Rhyme and Reason in Cipriano de Rore's Canon Madrigals

Benjamin Dobbs, Independent Scholar

Cipriano de Rore's madrigals are repeatedly cited as exemplars of the genre by both contemporaneous and modern writers. Giovanni Bardi noted Rore's attention in crafting a musical style that reflects the subtleties of the text, a characteristic for which Giulio Cesare Monteverdi credits the composer as one of the founders of the seconda prattica. More recently, James Haar posits that Rore's madrigali cromatici served as textbook examples for later composers, and Don Harrán observes the textural ingenuity that Rore achieves in writing for five voices at a time when most madrigals were written for four voices. Three of Rore's madrigals stand out for the balance that he attains between inventive flexibility and strict contrapuntal technique through the medium of the canon.

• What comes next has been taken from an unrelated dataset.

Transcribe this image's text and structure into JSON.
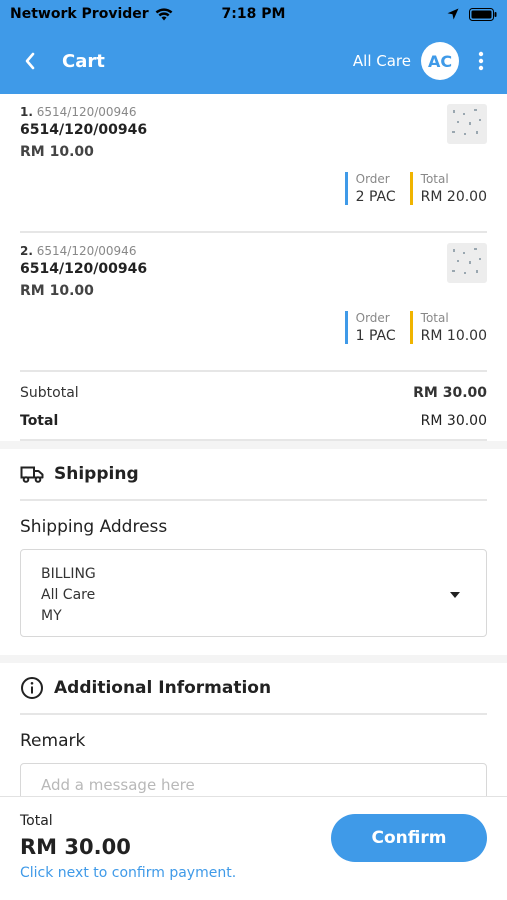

Rore's canon madrigals (Alcun non può saper (1557), Come la notte (1557), and Convien ch'ovunque sia (1566)) are set for five voices: one voice contains a canon, one presents the resolution, and three flow between free and imitative counterpoint. Ludovico Ariosto's epic Orlando furioso (1516), written in ottava rima, provides the text for each madrigal. Analysis of the pieces individually and as a unified subset of Rore's output reveals that, while the nuanced canonic techniques and refined formal strategies found in these three madrigals reflect the intricate relationship of musical and poetic conventions surrounding the form of the ottava rima, the individuality of each madrigal is maintained through Rore's careful reading of each text.